### What is needed
Nothing but an exact reprint of the records is to be returned.

### Records for the task
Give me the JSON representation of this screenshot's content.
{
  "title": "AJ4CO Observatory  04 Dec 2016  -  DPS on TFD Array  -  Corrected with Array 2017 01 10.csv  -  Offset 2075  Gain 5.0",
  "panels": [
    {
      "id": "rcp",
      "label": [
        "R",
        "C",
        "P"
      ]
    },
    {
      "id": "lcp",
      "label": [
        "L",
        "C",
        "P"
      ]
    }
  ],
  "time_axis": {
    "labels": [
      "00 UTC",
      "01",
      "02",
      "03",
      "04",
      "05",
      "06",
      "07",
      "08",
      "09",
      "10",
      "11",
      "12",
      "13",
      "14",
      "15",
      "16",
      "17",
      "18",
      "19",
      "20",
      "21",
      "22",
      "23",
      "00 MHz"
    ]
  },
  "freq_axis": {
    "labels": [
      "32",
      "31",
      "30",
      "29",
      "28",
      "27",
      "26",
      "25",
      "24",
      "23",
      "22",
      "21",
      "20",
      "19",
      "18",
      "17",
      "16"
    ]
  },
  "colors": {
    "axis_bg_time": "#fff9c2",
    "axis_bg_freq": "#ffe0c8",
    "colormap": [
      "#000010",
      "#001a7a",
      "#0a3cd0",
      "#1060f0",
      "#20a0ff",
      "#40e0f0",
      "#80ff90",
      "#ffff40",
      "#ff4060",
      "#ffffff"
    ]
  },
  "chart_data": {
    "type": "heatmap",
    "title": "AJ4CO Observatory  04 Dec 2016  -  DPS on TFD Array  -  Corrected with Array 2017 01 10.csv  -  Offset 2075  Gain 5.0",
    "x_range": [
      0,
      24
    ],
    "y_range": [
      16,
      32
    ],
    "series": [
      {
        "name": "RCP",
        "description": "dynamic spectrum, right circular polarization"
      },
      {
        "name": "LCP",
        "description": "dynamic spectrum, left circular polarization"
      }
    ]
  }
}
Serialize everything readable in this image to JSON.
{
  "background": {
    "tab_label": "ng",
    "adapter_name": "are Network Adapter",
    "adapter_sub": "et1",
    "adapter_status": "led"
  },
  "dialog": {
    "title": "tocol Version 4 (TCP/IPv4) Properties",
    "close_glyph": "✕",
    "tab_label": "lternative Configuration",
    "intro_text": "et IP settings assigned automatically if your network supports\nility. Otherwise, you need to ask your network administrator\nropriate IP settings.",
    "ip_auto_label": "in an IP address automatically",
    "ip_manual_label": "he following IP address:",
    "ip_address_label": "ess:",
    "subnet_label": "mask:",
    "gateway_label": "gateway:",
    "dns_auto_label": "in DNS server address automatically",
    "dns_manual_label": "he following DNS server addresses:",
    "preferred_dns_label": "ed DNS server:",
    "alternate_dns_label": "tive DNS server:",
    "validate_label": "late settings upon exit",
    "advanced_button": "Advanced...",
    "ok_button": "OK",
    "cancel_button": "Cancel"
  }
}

### Exercise response
Give me the JSON representation of this screenshot's content.
{
  "title": "AJ4CO Observatory  04 Dec 2016  -  DPS on TFD Array  -  Corrected with Array 2017 01 10.csv  -  Offset 2075  Gain 5.0",
  "panels": [
    {
      "id": "rcp",
      "label": [
        "R",
        "C",
        "P"
      ]
    },
    {
      "id": "lcp",
      "label": [
        "L",
        "C",
        "P"
      ]
    }
  ],
  "time_axis": {
    "labels": [
      "00 UTC",
      "01",
      "02",
      "03",
      "04",
      "05",
      "06",
      "07",
      "08",
      "09",
      "10",
      "11",
      "12",
      "13",
      "14",
      "15",
      "16",
      "17",
      "18",
      "19",
      "20",
      "21",
      "22",
      "23",
      "00 MHz"
    ]
  },
  "freq_axis": {
    "labels": [
      "32",
      "31",
      "30",
      "29",
      "28",
      "27",
      "26",
      "25",
      "24",
      "23",
      "22",
      "21",
      "20",
      "19",
      "18",
      "17",
      "16"
    ]
  },
  "colors": {
    "axis_bg_time": "#fff9c2",
    "axis_bg_freq": "#ffe0c8",
    "colormap": [
      "#000010",
      "#001a7a",
      "#0a3cd0",
      "#1060f0",
      "#20a0ff",
      "#40e0f0",
      "#80ff90",
      "#ffff40",
      "#ff4060",
      "#ffffff"
    ]
  },
  "chart_data": {
    "type": "heatmap",
    "title": "AJ4CO Observatory  04 Dec 2016  -  DPS on TFD Array  -  Corrected with Array 2017 01 10.csv  -  Offset 2075  Gain 5.0",
    "x_range": [
      0,
      24
    ],
    "y_range": [
      16,
      32
    ],
    "series": [
      {
        "name": "RCP",
        "description": "dynamic spectrum, right circular polarization"
      },
      {
        "name": "LCP",
        "description": "dynamic spectrum, left circular polarization"
      }
    ]
  }
}
Serialize everything readable in this image to JSON.
{
  "background": {
    "tab_label": "ng",
    "adapter_name": "are Network Adapter",
    "adapter_sub": "et1",
    "adapter_status": "led"
  },
  "dialog": {
    "title": "tocol Version 4 (TCP/IPv4) Properties",
    "close_glyph": "✕",
    "tab_label": "lternative Configuration",
    "intro_text": "et IP settings assigned automatically if your network supports\nility. Otherwise, you need to ask your network administrator\nropriate IP settings.",
    "ip_auto_label": "in an IP address automatically",
    "ip_manual_label": "he following IP address:",
    "ip_address_label": "ess:",
    "subnet_label": "mask:",
    "gateway_label": "gateway:",
    "dns_auto_label": "in DNS server address automatically",
    "dns_manual_label": "he following DNS server addresses:",
    "preferred_dns_label": "ed DNS server:",
    "alternate_dns_label": "tive DNS server:",
    "validate_label": "late settings upon exit",
    "advanced_button": "Advanced...",
    "ok_button": "OK",
    "cancel_button": "Cancel"
  }
}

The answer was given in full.